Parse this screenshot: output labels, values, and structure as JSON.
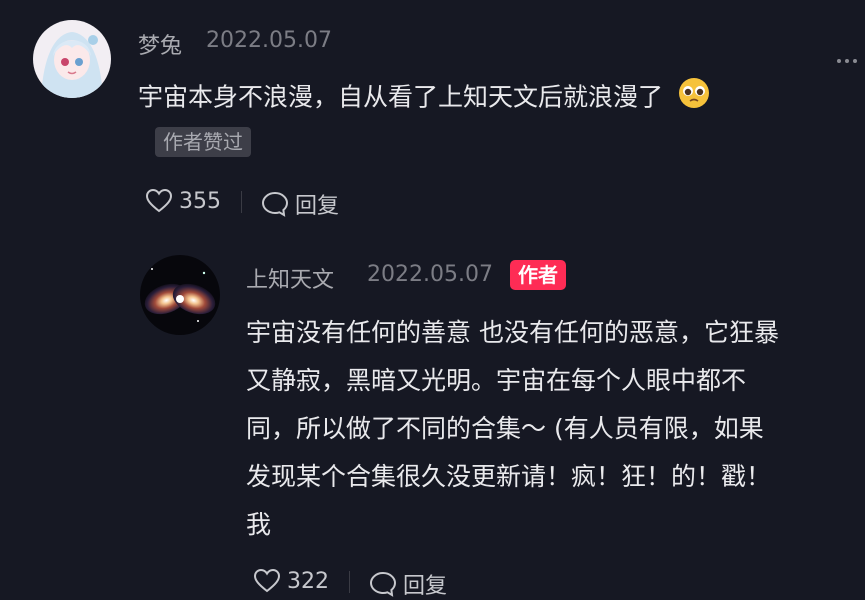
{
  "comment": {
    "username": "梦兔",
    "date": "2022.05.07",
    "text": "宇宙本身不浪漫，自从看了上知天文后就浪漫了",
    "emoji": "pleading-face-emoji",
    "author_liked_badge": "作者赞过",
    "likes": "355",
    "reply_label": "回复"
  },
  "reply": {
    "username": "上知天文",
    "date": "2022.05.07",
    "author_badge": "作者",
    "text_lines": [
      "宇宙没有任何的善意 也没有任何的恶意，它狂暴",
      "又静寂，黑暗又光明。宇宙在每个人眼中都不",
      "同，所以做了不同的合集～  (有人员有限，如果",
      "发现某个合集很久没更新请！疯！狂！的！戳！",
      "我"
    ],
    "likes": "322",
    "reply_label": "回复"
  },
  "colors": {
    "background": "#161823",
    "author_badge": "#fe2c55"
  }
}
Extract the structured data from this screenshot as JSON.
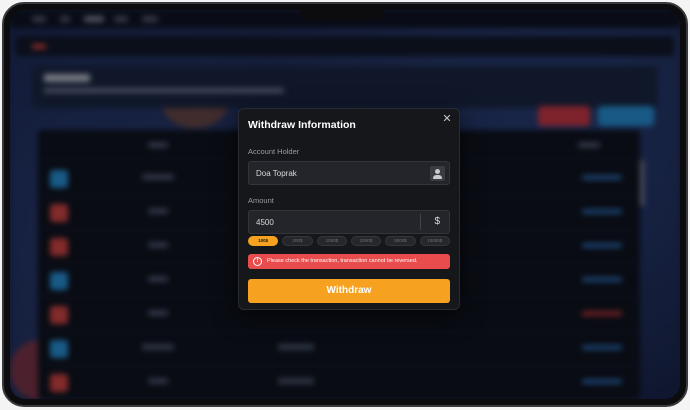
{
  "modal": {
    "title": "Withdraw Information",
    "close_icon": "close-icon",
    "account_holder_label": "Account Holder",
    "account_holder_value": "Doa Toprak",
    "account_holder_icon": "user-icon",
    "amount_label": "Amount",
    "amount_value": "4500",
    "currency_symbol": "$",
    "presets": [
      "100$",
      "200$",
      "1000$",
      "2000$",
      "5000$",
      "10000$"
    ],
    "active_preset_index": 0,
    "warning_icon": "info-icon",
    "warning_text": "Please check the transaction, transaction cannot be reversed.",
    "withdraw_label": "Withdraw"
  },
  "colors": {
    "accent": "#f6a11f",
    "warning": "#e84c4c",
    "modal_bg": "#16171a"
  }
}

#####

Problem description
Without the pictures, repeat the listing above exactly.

Exercise output
Parse this screenshot: output labels, values, and structure as JSON.
{
  "comment": {
    "username": "梦兔",
    "date": "2022.05.07",
    "text": "宇宙本身不浪漫，自从看了上知天文后就浪漫了",
    "emoji": "pleading-face-emoji",
    "author_liked_badge": "作者赞过",
    "likes": "355",
    "reply_label": "回复"
  },
  "reply": {
    "username": "上知天文",
    "date": "2022.05.07",
    "author_badge": "作者",
    "text_lines": [
      "宇宙没有任何的善意 也没有任何的恶意，它狂暴",
      "又静寂，黑暗又光明。宇宙在每个人眼中都不",
      "同，所以做了不同的合集～  (有人员有限，如果",
      "发现某个合集很久没更新请！疯！狂！的！戳！",
      "我"
    ],
    "likes": "322",
    "reply_label": "回复"
  },
  "colors": {
    "background": "#161823",
    "author_badge": "#fe2c55"
  }
}
Extract the structured data from this screenshot as JSON.
{
  "modal": {
    "title": "Withdraw Information",
    "close_icon": "close-icon",
    "account_holder_label": "Account Holder",
    "account_holder_value": "Doa Toprak",
    "account_holder_icon": "user-icon",
    "amount_label": "Amount",
    "amount_value": "4500",
    "currency_symbol": "$",
    "presets": [
      "100$",
      "200$",
      "1000$",
      "2000$",
      "5000$",
      "10000$"
    ],
    "active_preset_index": 0,
    "warning_icon": "info-icon",
    "warning_text": "Please check the transaction, transaction cannot be reversed.",
    "withdraw_label": "Withdraw"
  },
  "colors": {
    "accent": "#f6a11f",
    "warning": "#e84c4c",
    "modal_bg": "#16171a"
  }
}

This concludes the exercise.